--- RECORDS FOR THIS EXERCISE ---

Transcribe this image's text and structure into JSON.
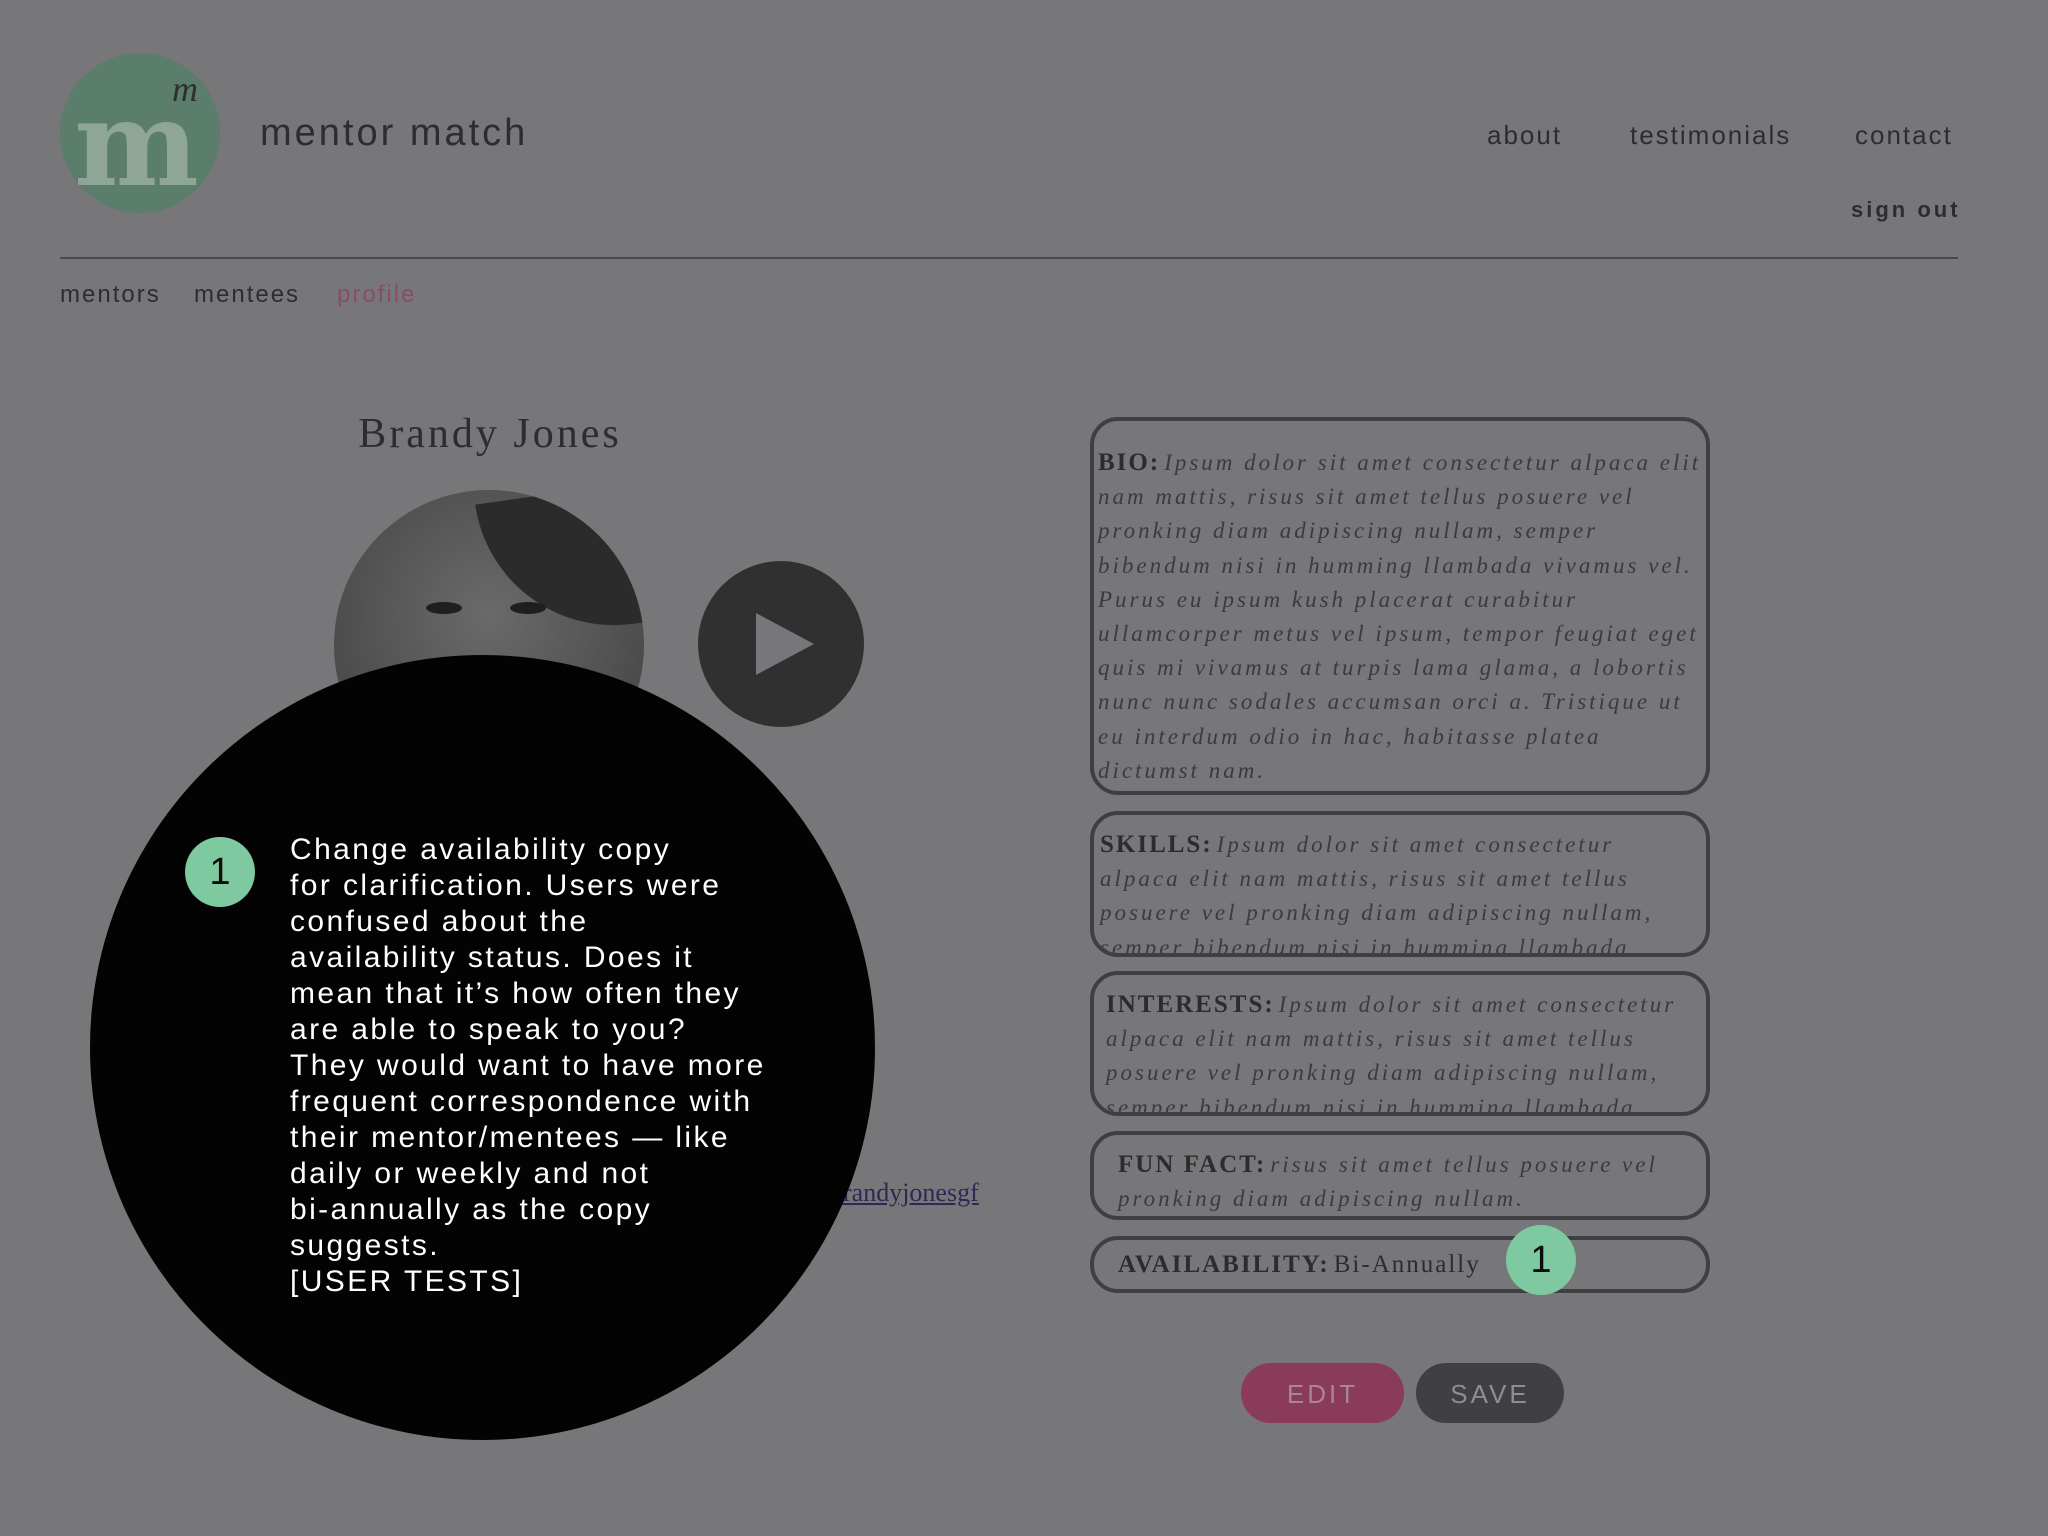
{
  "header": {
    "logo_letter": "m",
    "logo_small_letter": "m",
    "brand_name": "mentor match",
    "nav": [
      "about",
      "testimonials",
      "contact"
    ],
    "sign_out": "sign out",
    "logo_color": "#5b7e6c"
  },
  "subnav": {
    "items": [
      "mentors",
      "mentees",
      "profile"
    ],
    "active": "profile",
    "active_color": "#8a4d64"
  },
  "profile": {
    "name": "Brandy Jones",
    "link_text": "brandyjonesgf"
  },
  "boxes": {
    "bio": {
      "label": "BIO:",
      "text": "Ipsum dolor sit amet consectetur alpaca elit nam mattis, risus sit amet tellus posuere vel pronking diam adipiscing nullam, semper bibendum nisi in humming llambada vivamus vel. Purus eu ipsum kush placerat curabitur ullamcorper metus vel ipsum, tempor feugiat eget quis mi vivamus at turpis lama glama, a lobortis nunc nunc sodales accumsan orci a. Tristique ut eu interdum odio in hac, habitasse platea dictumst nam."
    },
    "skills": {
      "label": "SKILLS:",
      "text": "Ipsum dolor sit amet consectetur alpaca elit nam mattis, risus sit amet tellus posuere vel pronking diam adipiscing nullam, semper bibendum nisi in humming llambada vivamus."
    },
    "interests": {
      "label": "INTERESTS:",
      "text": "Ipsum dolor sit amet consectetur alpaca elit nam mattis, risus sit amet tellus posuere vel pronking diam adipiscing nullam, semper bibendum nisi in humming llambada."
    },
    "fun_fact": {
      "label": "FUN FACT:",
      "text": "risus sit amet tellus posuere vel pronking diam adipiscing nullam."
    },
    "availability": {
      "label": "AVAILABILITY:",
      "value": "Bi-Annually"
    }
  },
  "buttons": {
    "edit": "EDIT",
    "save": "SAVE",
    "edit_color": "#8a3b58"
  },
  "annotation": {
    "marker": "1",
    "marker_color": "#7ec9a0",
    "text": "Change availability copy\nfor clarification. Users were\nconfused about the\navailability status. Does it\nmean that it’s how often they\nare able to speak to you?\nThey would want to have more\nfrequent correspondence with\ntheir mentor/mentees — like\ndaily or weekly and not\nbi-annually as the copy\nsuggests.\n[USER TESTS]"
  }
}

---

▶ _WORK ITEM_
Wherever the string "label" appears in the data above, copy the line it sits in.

▶ _ANSWER FOR THIS EXERCISE_
      "label": "BIO:",
      "label": "SKILLS:",
      "label": "INTERESTS:",
      "label": "FUN FACT:",
      "label": "AVAILABILITY:",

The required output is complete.